- Put the flours, caster sugar and baking powder in a large bowl and use a whisk, fork or fingers to mix thoroughly. If the butter is soft, rub it in with your fingers, if the butter is hard, grate it in with a coarse grater, then rub in. It is okay if flecks of butter are still visible.
- Mix in the currants. Add the liquid, using a blunt knife to mix it in. Tip this soft mixture out onto a well-floured bench and pat out into a long rectangle. Fold this rectangle over into thirds, then pat out again and fold over once again into thirds, dusting with a little flour as needed. Now use a rolling pin to roll the dough out to a rectangle about 15mm thick.
- Cut into squares or rectangles and transfer to a baking tray, lined with baking paper or a baking cloth.
- Bake for about 15 minutes until well risen and lightly browned. Makes about 12 large scones.

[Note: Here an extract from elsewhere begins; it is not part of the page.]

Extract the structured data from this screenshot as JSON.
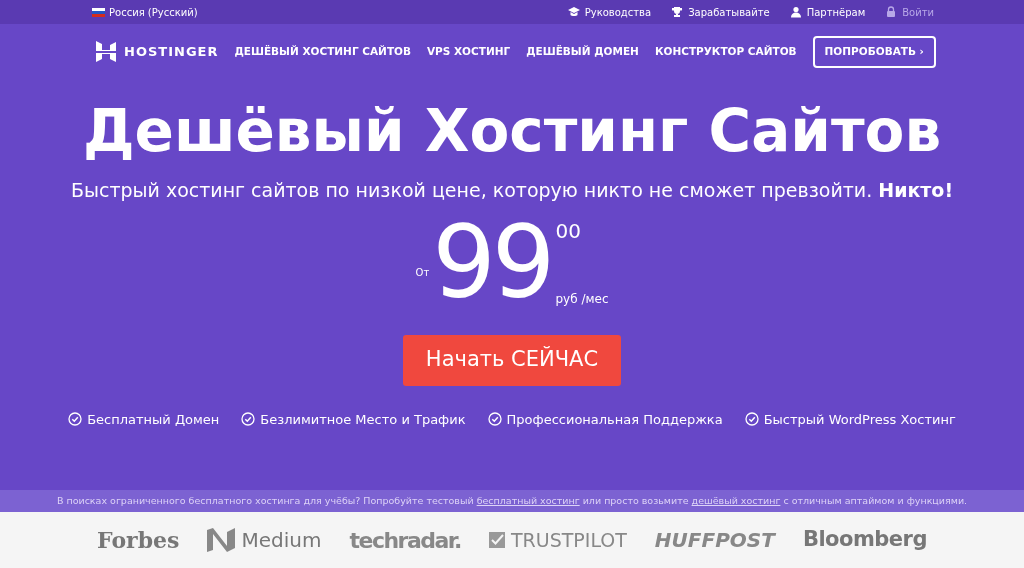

Tip: You can replace the milk with either butter milk or a mixture of milk and yoghurt